Assigned task
Restate the whole listing below word for word and keep the images out.

Records to process
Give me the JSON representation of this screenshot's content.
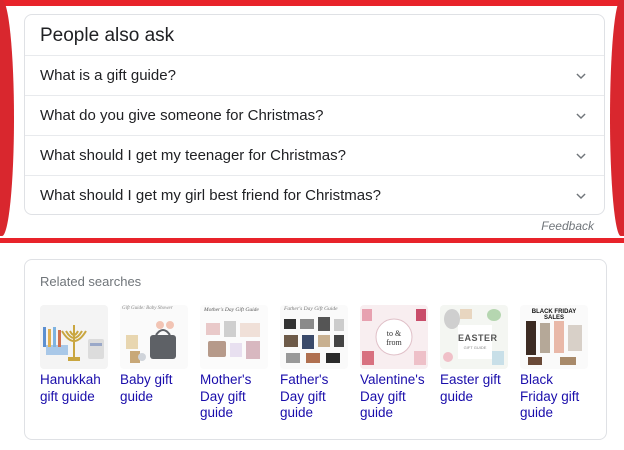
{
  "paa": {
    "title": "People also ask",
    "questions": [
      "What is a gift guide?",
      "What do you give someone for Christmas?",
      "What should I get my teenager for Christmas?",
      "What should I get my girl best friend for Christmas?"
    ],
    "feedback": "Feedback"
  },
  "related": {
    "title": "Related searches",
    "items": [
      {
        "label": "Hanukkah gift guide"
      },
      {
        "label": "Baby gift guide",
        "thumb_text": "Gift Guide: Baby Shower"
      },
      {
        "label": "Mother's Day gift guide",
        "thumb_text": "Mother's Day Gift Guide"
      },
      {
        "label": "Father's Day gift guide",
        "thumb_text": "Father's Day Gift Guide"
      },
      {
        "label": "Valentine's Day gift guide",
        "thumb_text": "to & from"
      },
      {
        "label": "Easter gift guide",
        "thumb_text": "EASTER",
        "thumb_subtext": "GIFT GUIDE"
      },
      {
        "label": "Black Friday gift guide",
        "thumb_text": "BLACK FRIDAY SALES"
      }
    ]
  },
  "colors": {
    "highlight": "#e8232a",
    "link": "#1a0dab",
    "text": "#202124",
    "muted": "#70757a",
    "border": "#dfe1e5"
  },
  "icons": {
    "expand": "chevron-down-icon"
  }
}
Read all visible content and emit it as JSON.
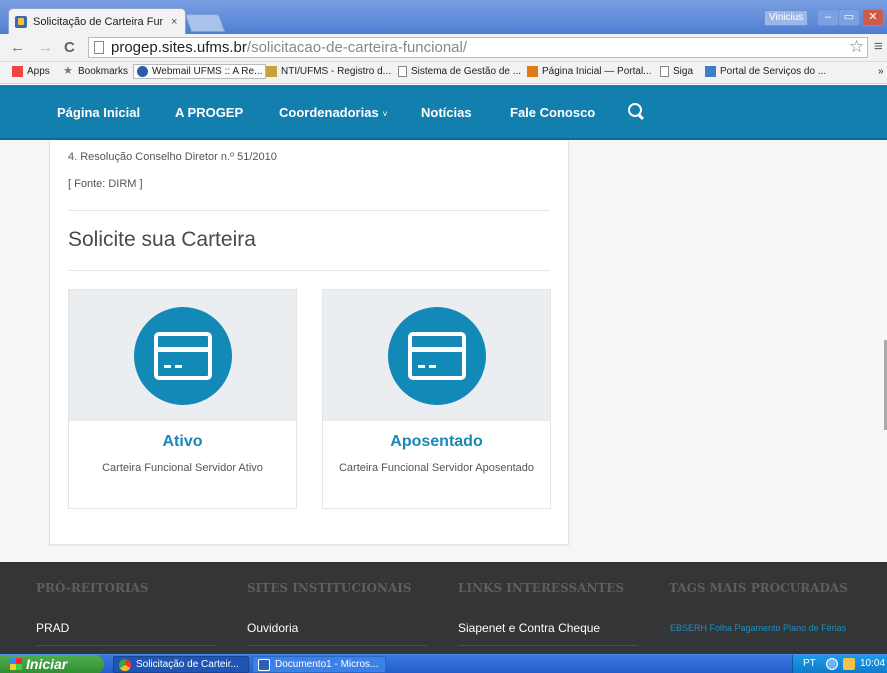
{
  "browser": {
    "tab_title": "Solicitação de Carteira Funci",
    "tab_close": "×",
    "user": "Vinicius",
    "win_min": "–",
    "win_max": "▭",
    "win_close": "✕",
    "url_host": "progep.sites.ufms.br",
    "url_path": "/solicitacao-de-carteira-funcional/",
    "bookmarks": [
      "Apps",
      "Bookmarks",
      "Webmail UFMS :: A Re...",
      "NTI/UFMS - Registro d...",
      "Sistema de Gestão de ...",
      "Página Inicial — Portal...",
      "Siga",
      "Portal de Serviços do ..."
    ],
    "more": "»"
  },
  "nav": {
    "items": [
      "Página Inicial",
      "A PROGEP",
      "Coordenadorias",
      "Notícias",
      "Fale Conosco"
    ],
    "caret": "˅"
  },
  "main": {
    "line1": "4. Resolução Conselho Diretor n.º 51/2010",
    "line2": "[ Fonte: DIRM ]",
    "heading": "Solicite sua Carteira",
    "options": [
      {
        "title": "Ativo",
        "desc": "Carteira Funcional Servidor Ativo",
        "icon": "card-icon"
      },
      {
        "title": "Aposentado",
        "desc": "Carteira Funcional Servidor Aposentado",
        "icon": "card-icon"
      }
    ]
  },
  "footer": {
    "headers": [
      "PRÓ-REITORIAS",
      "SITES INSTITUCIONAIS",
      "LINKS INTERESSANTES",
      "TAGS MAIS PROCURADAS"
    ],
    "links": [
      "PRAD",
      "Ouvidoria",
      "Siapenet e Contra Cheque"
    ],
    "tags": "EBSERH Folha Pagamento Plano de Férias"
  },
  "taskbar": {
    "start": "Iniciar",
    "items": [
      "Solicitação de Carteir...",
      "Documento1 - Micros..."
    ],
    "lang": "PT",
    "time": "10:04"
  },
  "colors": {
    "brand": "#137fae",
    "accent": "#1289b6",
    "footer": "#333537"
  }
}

Answer space
Give me the JSON representation of this screenshot's content.
{
  "paa": {
    "title": "People also ask",
    "questions": [
      "What is a gift guide?",
      "What do you give someone for Christmas?",
      "What should I get my teenager for Christmas?",
      "What should I get my girl best friend for Christmas?"
    ],
    "feedback": "Feedback"
  },
  "related": {
    "title": "Related searches",
    "items": [
      {
        "label": "Hanukkah gift guide"
      },
      {
        "label": "Baby gift guide",
        "thumb_text": "Gift Guide: Baby Shower"
      },
      {
        "label": "Mother's Day gift guide",
        "thumb_text": "Mother's Day Gift Guide"
      },
      {
        "label": "Father's Day gift guide",
        "thumb_text": "Father's Day Gift Guide"
      },
      {
        "label": "Valentine's Day gift guide",
        "thumb_text": "to & from"
      },
      {
        "label": "Easter gift guide",
        "thumb_text": "EASTER",
        "thumb_subtext": "GIFT GUIDE"
      },
      {
        "label": "Black Friday gift guide",
        "thumb_text": "BLACK FRIDAY SALES"
      }
    ]
  },
  "colors": {
    "highlight": "#e8232a",
    "link": "#1a0dab",
    "text": "#202124",
    "muted": "#70757a",
    "border": "#dfe1e5"
  },
  "icons": {
    "expand": "chevron-down-icon"
  }
}
Read all visible content and emit it as JSON.
{
  "browser": {
    "tab_title": "Solicitação de Carteira Funci",
    "tab_close": "×",
    "user": "Vinicius",
    "win_min": "–",
    "win_max": "▭",
    "win_close": "✕",
    "url_host": "progep.sites.ufms.br",
    "url_path": "/solicitacao-de-carteira-funcional/",
    "bookmarks": [
      "Apps",
      "Bookmarks",
      "Webmail UFMS :: A Re...",
      "NTI/UFMS - Registro d...",
      "Sistema de Gestão de ...",
      "Página Inicial — Portal...",
      "Siga",
      "Portal de Serviços do ..."
    ],
    "more": "»"
  },
  "nav": {
    "items": [
      "Página Inicial",
      "A PROGEP",
      "Coordenadorias",
      "Notícias",
      "Fale Conosco"
    ],
    "caret": "˅"
  },
  "main": {
    "line1": "4. Resolução Conselho Diretor n.º 51/2010",
    "line2": "[ Fonte: DIRM ]",
    "heading": "Solicite sua Carteira",
    "options": [
      {
        "title": "Ativo",
        "desc": "Carteira Funcional Servidor Ativo",
        "icon": "card-icon"
      },
      {
        "title": "Aposentado",
        "desc": "Carteira Funcional Servidor Aposentado",
        "icon": "card-icon"
      }
    ]
  },
  "footer": {
    "headers": [
      "PRÓ-REITORIAS",
      "SITES INSTITUCIONAIS",
      "LINKS INTERESSANTES",
      "TAGS MAIS PROCURADAS"
    ],
    "links": [
      "PRAD",
      "Ouvidoria",
      "Siapenet e Contra Cheque"
    ],
    "tags": "EBSERH Folha Pagamento Plano de Férias"
  },
  "taskbar": {
    "start": "Iniciar",
    "items": [
      "Solicitação de Carteir...",
      "Documento1 - Micros..."
    ],
    "lang": "PT",
    "time": "10:04"
  },
  "colors": {
    "brand": "#137fae",
    "accent": "#1289b6",
    "footer": "#333537"
  }
}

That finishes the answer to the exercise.